LGBT activists optimistic going into 2011
With the military’s ban on openly gay and lesbian servicemembers on its way to becoming a thing of the past, many LGBT activists’ moods have been deservingly lifted.
As the 111th Congress draws to a close, however, many activists anticipate the hard-fought repeal of
"don’t ask, don’t tell" will quite possibly be the last major LGBT milestone at the federal level until at least after the 2012 presidential election.
Despite the roadblocks ahead, however, activists in many parts of the country have already begun to look within their own state’s borders for opportunities to advance much needed protections in schools, workplaces, housing and relationship recognition for their LGBT constituents. In a bit of a twist on the traditional narrative, action is even expected in many states not typically lauded for their leadership on LGBT issues.
Despite the widely blogged reports of the state’s Republican Party’s platform advocating for criminalizing marriage for same-sex couples earlier this year, Texas activists are hopeful for advances in the coming year, most notably in the area of anti-bullying legislation. While the state’s current laws do not explicitly protect LGBT youth in schools, at least seven bills that would do exactly that have been pre-filed for consideration in the coming legislative session.
A poll released last week found 79.2 percent of respondents back the proposed legislation. More than 75 percent of respondents said they support prohibiting employment and housing discrimination, while 69.7 percent said they back trans-specific measures. And 63 percent of respondents said they support allowing gays and lesbians to enter into civil unions.
"We have found the results to be very encouraging," said Dennis Coleman, executive director of Equality Texas; adding his state is not as backwards as one may perceive-Houston Mayor Annise Parker and Fort Worth City Councilman Joel Burns are among the country’s most visible out legislators. "A lot of positive things have always been happening here in Texas so for us it’s never been a surprise. We definitely see we’re moving in the right direction. There’s a lot of real progress taking place within our state."
Utah activists have adopted a strategy that focuses on employment and housing non-discrimination ordinances. And they have scored victories in Park City and Logan and in Salt Lake and Summit Counties. The state’s heavily influential Church of Latter-Day Saints backed Salt Lake City’s LGBT-inclusive non-discrimination ordinance.
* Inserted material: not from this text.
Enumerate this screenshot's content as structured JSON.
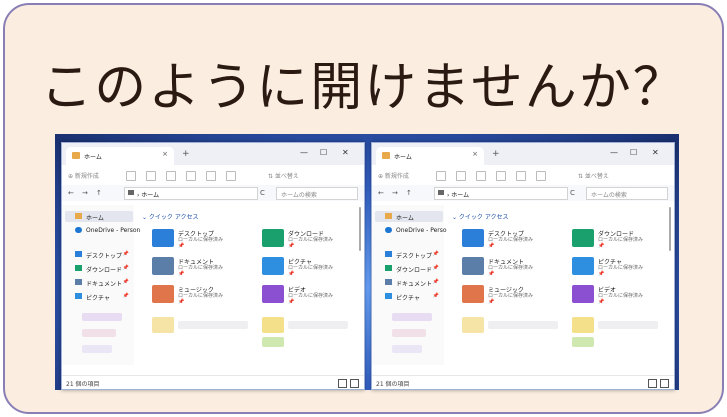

And the Salt Lake City School Board voted last month to expand their bullying and hazing policy to specifically include sexual orientation and gender identity.
Brandie Balken, executive director of Equality Utah, hopes to see statewide workplace and housing protections for the state’s LGBT residents by 2012. She vowed to continue her organization’s groundwork of getting those protections and improving school policies for LGBT youth at the municipal and county level.